On March 6, Mount Etna spewed red hot lava and lots of ash into the dark of night while the thoroughfares near the Italian volcano were littered with volcanic stone, according to the Associated Press (AP) via National Public Radio (NPR).
Etna is said to often erupt in a similar brilliance as was seen on Wednesday. In fact, in modern times, this is what is expected from Europe's tallest volcano and arguably the most active volcano in the entire world.
That said, this legendary mountain located above the Sicilian city of Catania has been erupting since 425 B.C., and possibly even earlier since that is when recordings of such events courtesy of Mother Nature started.
Although eruptions are frequent, damage is rare.
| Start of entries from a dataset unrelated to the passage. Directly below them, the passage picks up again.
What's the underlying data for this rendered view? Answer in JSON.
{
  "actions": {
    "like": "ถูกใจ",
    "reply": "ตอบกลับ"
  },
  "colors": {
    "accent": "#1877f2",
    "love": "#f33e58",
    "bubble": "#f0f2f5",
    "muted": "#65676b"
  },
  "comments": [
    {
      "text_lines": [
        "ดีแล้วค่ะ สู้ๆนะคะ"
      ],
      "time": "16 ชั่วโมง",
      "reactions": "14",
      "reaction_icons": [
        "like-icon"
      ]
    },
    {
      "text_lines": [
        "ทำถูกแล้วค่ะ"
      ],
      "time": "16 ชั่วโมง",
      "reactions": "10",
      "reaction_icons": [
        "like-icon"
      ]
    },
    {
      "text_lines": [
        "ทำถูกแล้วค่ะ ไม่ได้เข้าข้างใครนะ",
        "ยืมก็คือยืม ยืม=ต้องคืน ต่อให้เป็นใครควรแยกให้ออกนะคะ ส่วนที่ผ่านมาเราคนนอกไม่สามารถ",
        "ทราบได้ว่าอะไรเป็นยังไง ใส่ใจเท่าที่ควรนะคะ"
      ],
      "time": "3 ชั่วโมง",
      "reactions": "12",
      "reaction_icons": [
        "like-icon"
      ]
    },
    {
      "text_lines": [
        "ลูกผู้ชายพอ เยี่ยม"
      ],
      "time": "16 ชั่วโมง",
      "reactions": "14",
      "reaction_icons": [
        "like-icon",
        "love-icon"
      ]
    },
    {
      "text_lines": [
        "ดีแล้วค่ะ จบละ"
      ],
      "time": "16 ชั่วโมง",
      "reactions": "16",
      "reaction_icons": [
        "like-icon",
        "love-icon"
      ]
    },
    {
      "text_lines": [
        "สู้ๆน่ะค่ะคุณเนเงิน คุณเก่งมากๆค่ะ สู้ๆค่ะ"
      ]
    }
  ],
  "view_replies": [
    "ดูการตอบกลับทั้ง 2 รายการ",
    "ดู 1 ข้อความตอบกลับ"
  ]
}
Because of this, the dramatic events become things of beauty while the general population in the vicinity tend to remain unfazed when Etna explodes. Locals tend to call the active volcano "the gentle giant."
By way of background, ancient Greeks thought Mount Etna was where Vulcan, the god of fire, lived. To these people, when the volcano erupted, Vulcan was simply sending weapons to Mars.
Last year, Mount Etna sent out blasts three times in one month alone. The volcano has reportedly erupted around 170 times in its recorded history, with the new millennium repeating the process starting in the summer of 2001. At that point, lava flows nearly came in contact with Nicolosi, a small Italian suburb of Catania.
This most recent Mount Etna eruption was a thing of beauty, as evidenced in the YouTube video from the Associated Press below. Enjoy!